UGA PEACH BLOG

Protracted Bloom and Possible Protracted Shuck Split — Impact on Peach Fungicide Applications for Scab/Brown Rot

Based on recent discussions of low chill hours accumulated, it appears that we could have a protracted bloom and shuck split, etc., all of which is very problematic to peach spray programs.  If this is the case, I am probably not telling you anything you do not already know, but as long as peaches are at the various stages which would require application of specific fungicides for specific diseases (e.g. bloom, petal fall, shuck split, etc.), one would need to keep the correct fungicide on target for that growth stage.  This might mean that you would put our more applications of Bravo, Captan, etc. over time this year, but this would be required for good disease management.  Any fruit which are exposed to scab inoculum will have scab, so you have to cover all of petal fall and shuck split to maintain disease-free fruit.  If you miss a spray for limited shuck-split stage fruit on the front or back end (low numbers of newly exposed fruit), those few fruit will likely be hammered with scab, adding to both scab and brown rot issues later in the season for all fruit. In other words, you can’t just hit the vast majority of the fruit in the middle of petal fall and shuck split and expect good disease control.  I am not sure about the costs of various options for early-season fungicide applications, but Captan at higher rates is also an option, though quite a few applications of Bravo are legally possible (up to shuck split).  Abound is always a good replacement for chlorothalonil, and it would definitely give equivalent if not moderately better efficacy as part of a comprehensive scab program.  However, we would still prefer that we not utilize Abound on a regular basis during the petal fall or shuck split timeframes due to the potential for scab and brown rot resistance development.
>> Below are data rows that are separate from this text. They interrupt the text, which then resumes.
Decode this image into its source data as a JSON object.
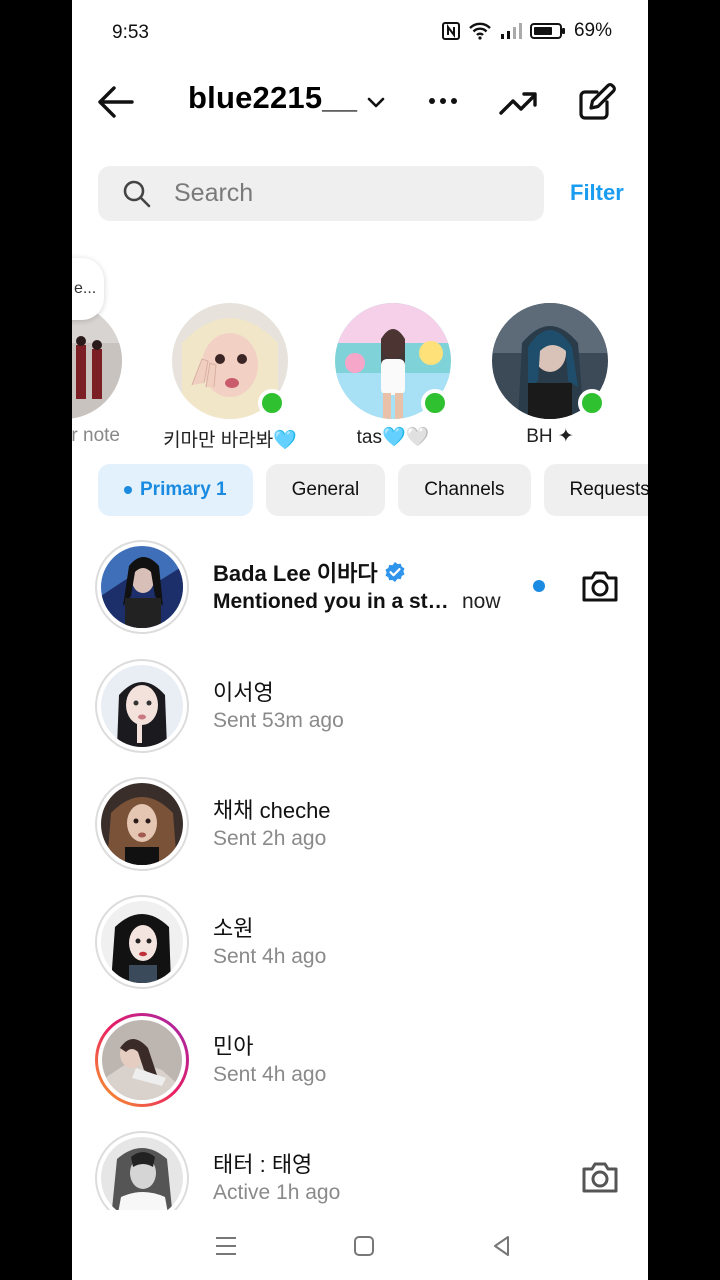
{
  "status": {
    "time": "9:53",
    "battery": "69%"
  },
  "header": {
    "username": "blue2215__"
  },
  "search": {
    "placeholder": "Search",
    "filter_label": "Filter"
  },
  "notes": {
    "bubble_text": "e...",
    "items": [
      {
        "label": "r note",
        "online": false
      },
      {
        "label": "키마만 바라봐🩵",
        "online": true
      },
      {
        "label": "tas🩵🤍",
        "online": true
      },
      {
        "label": "BH ✦",
        "online": true
      }
    ]
  },
  "tabs": [
    {
      "label": "Primary 1",
      "active": true
    },
    {
      "label": "General"
    },
    {
      "label": "Channels"
    },
    {
      "label": "Requests"
    }
  ],
  "chats": [
    {
      "name": "Bada Lee 이바다",
      "verified": true,
      "subtitle": "Mentioned you in a st…",
      "time": "now",
      "unread": true
    },
    {
      "name": "이서영",
      "subtitle": "Sent 53m ago"
    },
    {
      "name": "채채 cheche",
      "subtitle": "Sent 2h ago"
    },
    {
      "name": "소원",
      "subtitle": "Sent 4h ago"
    },
    {
      "name": "민아",
      "subtitle": "Sent 4h ago",
      "story_ring": true
    },
    {
      "name": "태터 : 태영",
      "subtitle": "Active 1h ago"
    }
  ],
  "colors": {
    "accent": "#1a9cf0",
    "online": "#2fc12f",
    "tab_active_bg": "#e3f1fd"
  }
}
Use of Abound in one year alone will not likely result in resistance, so producers should feel free to use it this year if they feel this is their best choice for residual activity.  Sulfur is not sufficiently efficacious for use in petal fall / shuck split timeframes, though if we had nothing other than sulfur, it will often give pretty good results.  Please contact your local county agent should you have questions or require additional information.